Shortly after dark, a rough dirt track brought us to the house. The front gate standing ajar, we entered and followed a lamplit cobbled path to an open door, which gave upon an L-shaped arcade. The sea could be heard heaving just below. As there was still no sign of life, we called out. A few seconds later, from one end of the arcade, Paddy and Joan emerged, greeted us warmly, ushered us into an immense book-lined living-cum-dining room where a fire crackled, and swiftly plied us with ouzo. (Their alcohol regimen, we soon discovered, dictates obligatory ouzo or vodka before dinner and red wine or retsina during; lunch is the same, minus the vodka option.)

Although immediately convivial, the Leigh Fermors had had a trying day. There had been some sort of plumbing trouble, which resulted in workmen ripping open part of the terrace. The dust kicked up by the jackhammers had irritated one of Paddy’s eyes, so that it now teared incessantly—and, as he pointed out, adopting a mock-plummy tone, “The other one weeps in sympathy.” Encouraged by his levity in distress, I reminded him of the light verse that he and his old friend John Julius Norwich had concocted together, which I had recently read in the first of Norwich’s delightful Christmas Crackers miscellanies. Over lunch, writes Norwich, he and Paddy “talked about how all Englishmen hated being seen to cry. Then and there we improvised a sonnet… The odd-numbered lines are mine, the even his.” The sonnet runs as follows:

 When Arnold mopped the English eye for good

And arid cheeks by ne’er a tear were furrowed,

When each Rugbeian from the Romans borrowed

The art of ‘must’ and ‘can’ from ‘would’ or ‘should’;

When to young England Cato’s courage stood

Firm o’er the isle where Saxon sows had farrowed,

And where Epicurean pathways narrowed

Into the Stoic porch of hardihood;

Drought was thy portion, Albion! Great revival!

With handkerchief at last divorced from cane,

When hardened bums bespoke our isle’s survival

And all the softness mounted to the brain.

Now tears are dried—but Arnold’s shade still searches

Through the groves of golden rods and silver birches.

Although Paddy laughed at recollection of the poem—“A bit feeble here and there, as it was done very fast”—he was clearly in agony. We suggested bandaging his eye, and once some tape and gauze were found Michele and I rigged up a patch of sorts. To find oneself, a few minutes after meeting one’s esteemed host, clumsily dressing his eye—this represents a curious and not unawkward turn of events.
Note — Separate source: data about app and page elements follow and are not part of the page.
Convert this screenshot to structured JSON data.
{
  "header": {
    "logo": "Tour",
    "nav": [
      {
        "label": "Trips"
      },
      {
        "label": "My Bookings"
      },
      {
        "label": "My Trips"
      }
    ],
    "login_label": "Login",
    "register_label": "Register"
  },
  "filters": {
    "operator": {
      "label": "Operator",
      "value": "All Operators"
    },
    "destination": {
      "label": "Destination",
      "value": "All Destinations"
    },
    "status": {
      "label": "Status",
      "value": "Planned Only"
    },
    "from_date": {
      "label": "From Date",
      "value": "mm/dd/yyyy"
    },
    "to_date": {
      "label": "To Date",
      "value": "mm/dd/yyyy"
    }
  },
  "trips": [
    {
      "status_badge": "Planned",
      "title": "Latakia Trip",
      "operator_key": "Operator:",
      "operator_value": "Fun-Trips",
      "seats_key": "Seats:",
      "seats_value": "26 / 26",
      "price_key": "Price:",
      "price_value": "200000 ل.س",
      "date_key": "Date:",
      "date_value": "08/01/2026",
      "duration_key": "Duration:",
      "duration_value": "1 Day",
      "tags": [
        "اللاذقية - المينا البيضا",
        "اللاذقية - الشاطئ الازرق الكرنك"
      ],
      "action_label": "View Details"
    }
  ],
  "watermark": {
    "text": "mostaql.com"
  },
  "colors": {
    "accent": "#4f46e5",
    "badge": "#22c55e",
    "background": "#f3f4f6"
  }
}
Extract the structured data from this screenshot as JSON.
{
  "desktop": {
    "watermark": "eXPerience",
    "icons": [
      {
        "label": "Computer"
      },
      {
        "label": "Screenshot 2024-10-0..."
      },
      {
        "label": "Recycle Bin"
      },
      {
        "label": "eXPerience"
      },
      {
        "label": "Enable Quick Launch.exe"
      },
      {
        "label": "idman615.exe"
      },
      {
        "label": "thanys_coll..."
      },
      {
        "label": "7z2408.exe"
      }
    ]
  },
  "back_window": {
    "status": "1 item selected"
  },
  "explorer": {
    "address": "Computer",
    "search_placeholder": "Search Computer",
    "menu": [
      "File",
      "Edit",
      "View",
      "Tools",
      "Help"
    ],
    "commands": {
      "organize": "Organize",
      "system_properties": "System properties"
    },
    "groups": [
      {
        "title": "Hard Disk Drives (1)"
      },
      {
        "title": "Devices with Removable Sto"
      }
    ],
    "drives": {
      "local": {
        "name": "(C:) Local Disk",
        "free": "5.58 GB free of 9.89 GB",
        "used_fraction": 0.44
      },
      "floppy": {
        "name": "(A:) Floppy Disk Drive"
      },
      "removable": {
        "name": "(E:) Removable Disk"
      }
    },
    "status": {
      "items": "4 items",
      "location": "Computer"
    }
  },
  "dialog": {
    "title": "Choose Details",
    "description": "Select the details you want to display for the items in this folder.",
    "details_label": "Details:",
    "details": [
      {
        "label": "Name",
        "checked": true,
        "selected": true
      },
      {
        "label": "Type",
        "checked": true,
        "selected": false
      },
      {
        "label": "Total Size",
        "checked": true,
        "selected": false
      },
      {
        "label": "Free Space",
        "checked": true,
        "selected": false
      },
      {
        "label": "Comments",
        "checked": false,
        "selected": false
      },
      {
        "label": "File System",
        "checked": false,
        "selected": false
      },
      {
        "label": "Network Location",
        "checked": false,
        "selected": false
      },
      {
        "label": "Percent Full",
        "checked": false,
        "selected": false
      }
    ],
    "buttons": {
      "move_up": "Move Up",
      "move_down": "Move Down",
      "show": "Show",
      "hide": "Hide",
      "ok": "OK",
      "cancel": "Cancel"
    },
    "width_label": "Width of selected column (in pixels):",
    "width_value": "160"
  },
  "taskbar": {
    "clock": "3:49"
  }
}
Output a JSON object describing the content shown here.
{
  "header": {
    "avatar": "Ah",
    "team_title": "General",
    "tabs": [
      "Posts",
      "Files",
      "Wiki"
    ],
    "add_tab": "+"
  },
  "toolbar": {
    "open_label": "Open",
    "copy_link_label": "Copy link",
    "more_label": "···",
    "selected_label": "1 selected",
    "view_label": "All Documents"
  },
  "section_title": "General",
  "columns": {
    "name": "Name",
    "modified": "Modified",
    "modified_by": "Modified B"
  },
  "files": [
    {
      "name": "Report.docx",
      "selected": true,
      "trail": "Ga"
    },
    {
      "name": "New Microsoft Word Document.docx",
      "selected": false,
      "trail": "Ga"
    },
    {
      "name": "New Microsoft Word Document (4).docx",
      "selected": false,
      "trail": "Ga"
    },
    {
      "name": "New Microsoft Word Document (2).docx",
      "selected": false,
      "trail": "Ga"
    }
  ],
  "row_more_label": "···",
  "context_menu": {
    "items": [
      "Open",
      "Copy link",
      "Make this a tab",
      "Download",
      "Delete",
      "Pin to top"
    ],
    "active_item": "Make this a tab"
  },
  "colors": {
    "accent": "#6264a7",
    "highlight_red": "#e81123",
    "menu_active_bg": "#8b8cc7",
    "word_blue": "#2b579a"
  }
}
The fact that Joan already had (for reasons more serious than dust) a patch of her own added a weird hint of piracy. To our relief, Paddy again buoyed up the situation by hailing his wife as Long Joan Silver, who in turn joked, “But where’s my parrot?” Continue reading